It was at this point that I realised I was possibly reading too much into the whole thing. I was seeing science embedded within an unusual context where the intention was to see an opening ceremony. My confusion probably stemmed from trying to apply singular purpose to a ‘ceremony of ideas’, and one trying to both bring in and leave behind themes of disability. Ultimately I suppose the net effect was an experience where different audiences would take away different messages, messages affected – but not dictated – by the Paralympic context. On the one hand I’m disappointed that science actually played a much more minimal role than I had been led to believe, but that’s the media for you – they’re evil, and had probably set out to upset me. But I’m also rather pleased that, even with somewhat sparse and vague mentions, science managed to greatly alter the flavour of this smorgasbord of ideas. People who saw all the Olympic and Paralympic ceremonies as showcasing Britain have their boosterism scientifically ratified by Newton and Hawking. People who saw theatre on a grand scale will have appreciated the power of science as another source of inspiration. And those who saw the Paralympic ceremony as a leveller, a demonstration that disability needn’t be the overriding factor in anything involving disabled people, will have been shown science as yet another thing which can be created by, benefit, and celebrated by everyone universally. Just like literature, or music, or (as we’ll be reminded a lot over the next few days) sport. So it was heartening to see science working towards all those ends, from the theatrical to the social, and working in happy tandem with so many other ideas. So perhaps I was seeing a major public event as simply an experiment in scientific PR, and perhaps the results, for me, raised more questions than they answered. But overall there’s quite a bit of satisfaction nestling amidst the confusion.

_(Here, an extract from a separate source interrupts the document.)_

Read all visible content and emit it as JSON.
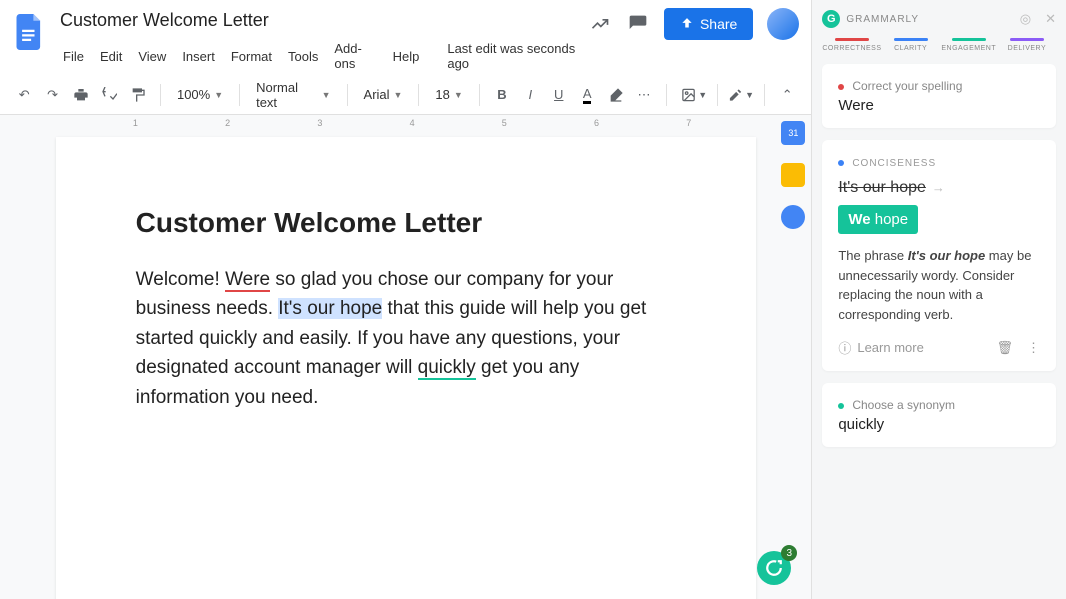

And yes, I did watch the non-sciencey bits too. I even enjoyed them.
* = Actually there is some interesting stuff to say about point b; it was genuinely made as a serious proposal by Sir Josiah Stamp, an economic adviser to the government, in the 1930s, as a response to the “embarrassing fecundity of technology”. Also some other times, I think, although I can’t recall particulars. And it makes for an interesting what-if. So maybe another time).